Also, Dick Clark, the emperor of Rock ‘n’ Roll, is dead at 82. Notice the Times’ consistently condescending tone toward Clark throughout the obit, acknowledging his talent and success while always presenting it in a way to belittle him. I don’t carry any particular brief for Dick Clark, but it is to be observed that the Times, imitated by other liberal organs, has a highly developed technique of telling its readers, not through honest and clear speech, but through the subconceptual method of tone and word choice, of whom they should approve and especially of whom they should not approve. You might call it passive aggressive journalism—involving an aggression which the aggressor can deny.
"Passive-aggressive journalism," indeed. Dead solid perfect.Posted by Rob De Witt at April 20, 2012 6:42 PM
Whatever.Posted by Frankf at April 20, 2012 8:19 PM
Likewise with the recent death of painter Thomas Kincade. I was not particularly a fan; my only connection with him is that I once bought a box of Christmas cards bearing one of his paintings. He was a religious man, and believed that he was using his talent to bring beauty into the world.
But all the "cool" people looked down their noses at him, and at the people who bought and enjoyed his artwork. Of course, those same people thought that a crucifix dipped in a jar of urine was Serious Art.Posted by rickl at April 21, 2012 5:26 AM

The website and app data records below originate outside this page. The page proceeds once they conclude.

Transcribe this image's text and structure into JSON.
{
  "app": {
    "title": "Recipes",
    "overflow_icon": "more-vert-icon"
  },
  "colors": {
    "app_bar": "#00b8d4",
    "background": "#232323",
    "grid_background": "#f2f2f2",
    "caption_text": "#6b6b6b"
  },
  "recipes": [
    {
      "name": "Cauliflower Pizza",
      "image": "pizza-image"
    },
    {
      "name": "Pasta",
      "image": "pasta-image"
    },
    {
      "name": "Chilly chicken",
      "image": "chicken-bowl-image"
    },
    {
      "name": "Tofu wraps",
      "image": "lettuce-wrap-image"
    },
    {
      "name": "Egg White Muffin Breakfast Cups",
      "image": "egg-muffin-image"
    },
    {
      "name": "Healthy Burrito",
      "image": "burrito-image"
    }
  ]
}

Great video clip in one of the comments at the linked article. It's a continuation of the video Gerard linked the other day.
"Still got the shovel!" is officially my new favorite phrase.
I agree. "Still got the shovel" is the phrase that pays.Posted by vanderleun at April 21, 2012 6:32 AM